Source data
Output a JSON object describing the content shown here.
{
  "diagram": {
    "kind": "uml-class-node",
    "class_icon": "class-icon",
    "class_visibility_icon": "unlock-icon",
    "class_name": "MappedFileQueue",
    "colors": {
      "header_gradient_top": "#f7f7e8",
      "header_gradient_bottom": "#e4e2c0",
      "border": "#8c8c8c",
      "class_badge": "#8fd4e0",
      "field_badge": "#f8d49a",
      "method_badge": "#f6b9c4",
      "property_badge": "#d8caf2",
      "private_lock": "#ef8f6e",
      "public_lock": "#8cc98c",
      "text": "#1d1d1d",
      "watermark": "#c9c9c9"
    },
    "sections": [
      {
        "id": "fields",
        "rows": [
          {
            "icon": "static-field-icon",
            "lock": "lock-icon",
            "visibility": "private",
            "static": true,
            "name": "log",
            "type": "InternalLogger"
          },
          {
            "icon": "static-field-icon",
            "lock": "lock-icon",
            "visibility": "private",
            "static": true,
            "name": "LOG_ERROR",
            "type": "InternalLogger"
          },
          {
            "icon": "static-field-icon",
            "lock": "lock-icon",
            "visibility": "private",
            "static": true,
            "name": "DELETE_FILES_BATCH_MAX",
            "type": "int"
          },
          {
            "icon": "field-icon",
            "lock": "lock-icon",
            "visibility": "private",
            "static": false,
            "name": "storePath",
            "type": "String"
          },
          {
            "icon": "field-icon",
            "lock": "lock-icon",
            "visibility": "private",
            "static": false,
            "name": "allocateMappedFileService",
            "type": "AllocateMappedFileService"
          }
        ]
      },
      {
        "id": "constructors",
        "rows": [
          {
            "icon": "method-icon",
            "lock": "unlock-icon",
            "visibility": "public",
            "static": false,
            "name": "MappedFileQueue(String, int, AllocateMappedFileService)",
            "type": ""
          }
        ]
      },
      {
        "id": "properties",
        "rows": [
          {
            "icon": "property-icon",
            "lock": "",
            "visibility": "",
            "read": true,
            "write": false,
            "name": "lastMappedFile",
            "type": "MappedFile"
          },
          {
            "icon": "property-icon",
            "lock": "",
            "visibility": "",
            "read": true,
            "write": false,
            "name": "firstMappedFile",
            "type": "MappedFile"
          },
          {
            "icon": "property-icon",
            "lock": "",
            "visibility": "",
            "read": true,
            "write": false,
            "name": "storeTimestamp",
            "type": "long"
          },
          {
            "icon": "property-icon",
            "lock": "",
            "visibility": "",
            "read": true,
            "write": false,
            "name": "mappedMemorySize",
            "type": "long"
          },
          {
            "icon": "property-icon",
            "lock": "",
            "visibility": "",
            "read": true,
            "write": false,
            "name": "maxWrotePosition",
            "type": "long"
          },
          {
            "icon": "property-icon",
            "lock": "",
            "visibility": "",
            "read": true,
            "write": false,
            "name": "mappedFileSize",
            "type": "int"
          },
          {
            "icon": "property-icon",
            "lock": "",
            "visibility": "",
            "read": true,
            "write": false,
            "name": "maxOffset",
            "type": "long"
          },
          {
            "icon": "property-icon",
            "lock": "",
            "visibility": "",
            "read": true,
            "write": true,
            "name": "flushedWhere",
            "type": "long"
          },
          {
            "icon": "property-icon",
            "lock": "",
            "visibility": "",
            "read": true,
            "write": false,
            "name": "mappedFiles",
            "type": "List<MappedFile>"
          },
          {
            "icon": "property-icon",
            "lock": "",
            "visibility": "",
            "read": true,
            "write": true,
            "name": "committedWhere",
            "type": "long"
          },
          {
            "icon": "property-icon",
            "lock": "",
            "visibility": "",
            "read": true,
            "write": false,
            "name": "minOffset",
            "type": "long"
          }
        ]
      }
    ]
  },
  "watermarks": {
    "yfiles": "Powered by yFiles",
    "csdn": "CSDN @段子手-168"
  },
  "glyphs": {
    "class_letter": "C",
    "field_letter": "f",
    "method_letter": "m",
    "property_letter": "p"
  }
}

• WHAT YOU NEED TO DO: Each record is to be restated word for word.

• ANSWER BOX:
Output a JSON object describing the content shown here.
{
  "diagram": {
    "kind": "uml-class-node",
    "class_icon": "class-icon",
    "class_visibility_icon": "unlock-icon",
    "class_name": "MappedFileQueue",
    "colors": {
      "header_gradient_top": "#f7f7e8",
      "header_gradient_bottom": "#e4e2c0",
      "border": "#8c8c8c",
      "class_badge": "#8fd4e0",
      "field_badge": "#f8d49a",
      "method_badge": "#f6b9c4",
      "property_badge": "#d8caf2",
      "private_lock": "#ef8f6e",
      "public_lock": "#8cc98c",
      "text": "#1d1d1d",
      "watermark": "#c9c9c9"
    },
    "sections": [
      {
        "id": "fields",
        "rows": [
          {
            "icon": "static-field-icon",
            "lock": "lock-icon",
            "visibility": "private",
            "static": true,
            "name": "log",
            "type": "InternalLogger"
          },
          {
            "icon": "static-field-icon",
            "lock": "lock-icon",
            "visibility": "private",
            "static": true,
            "name": "LOG_ERROR",
            "type": "InternalLogger"
          },
          {
            "icon": "static-field-icon",
            "lock": "lock-icon",
            "visibility": "private",
            "static": true,
            "name": "DELETE_FILES_BATCH_MAX",
            "type": "int"
          },
          {
            "icon": "field-icon",
            "lock": "lock-icon",
            "visibility": "private",
            "static": false,
            "name": "storePath",
            "type": "String"
          },
          {
            "icon": "field-icon",
            "lock": "lock-icon",
            "visibility": "private",
            "static": false,
            "name": "allocateMappedFileService",
            "type": "AllocateMappedFileService"
          }
        ]
      },
      {
        "id": "constructors",
        "rows": [
          {
            "icon": "method-icon",
            "lock": "unlock-icon",
            "visibility": "public",
            "static": false,
            "name": "MappedFileQueue(String, int, AllocateMappedFileService)",
            "type": ""
          }
        ]
      },
      {
        "id": "properties",
        "rows": [
          {
            "icon": "property-icon",
            "lock": "",
            "visibility": "",
            "read": true,
            "write": false,
            "name": "lastMappedFile",
            "type": "MappedFile"
          },
          {
            "icon": "property-icon",
            "lock": "",
            "visibility": "",
            "read": true,
            "write": false,
            "name": "firstMappedFile",
            "type": "MappedFile"
          },
          {
            "icon": "property-icon",
            "lock": "",
            "visibility": "",
            "read": true,
            "write": false,
            "name": "storeTimestamp",
            "type": "long"
          },
          {
            "icon": "property-icon",
            "lock": "",
            "visibility": "",
            "read": true,
            "write": false,
            "name": "mappedMemorySize",
            "type": "long"
          },
          {
            "icon": "property-icon",
            "lock": "",
            "visibility": "",
            "read": true,
            "write": false,
            "name": "maxWrotePosition",
            "type": "long"
          },
          {
            "icon": "property-icon",
            "lock": "",
            "visibility": "",
            "read": true,
            "write": false,
            "name": "mappedFileSize",
            "type": "int"
          },
          {
            "icon": "property-icon",
            "lock": "",
            "visibility": "",
            "read": true,
            "write": false,
            "name": "maxOffset",
            "type": "long"
          },
          {
            "icon": "property-icon",
            "lock": "",
            "visibility": "",
            "read": true,
            "write": true,
            "name": "flushedWhere",
            "type": "long"
          },
          {
            "icon": "property-icon",
            "lock": "",
            "visibility": "",
            "read": true,
            "write": false,
            "name": "mappedFiles",
            "type": "List<MappedFile>"
          },
          {
            "icon": "property-icon",
            "lock": "",
            "visibility": "",
            "read": true,
            "write": true,
            "name": "committedWhere",
            "type": "long"
          },
          {
            "icon": "property-icon",
            "lock": "",
            "visibility": "",
            "read": true,
            "write": false,
            "name": "minOffset",
            "type": "long"
          }
        ]
      }
    ]
  },
  "watermarks": {
    "yfiles": "Powered by yFiles",
    "csdn": "CSDN @段子手-168"
  },
  "glyphs": {
    "class_letter": "C",
    "field_letter": "f",
    "method_letter": "m",
    "property_letter": "p"
  }
}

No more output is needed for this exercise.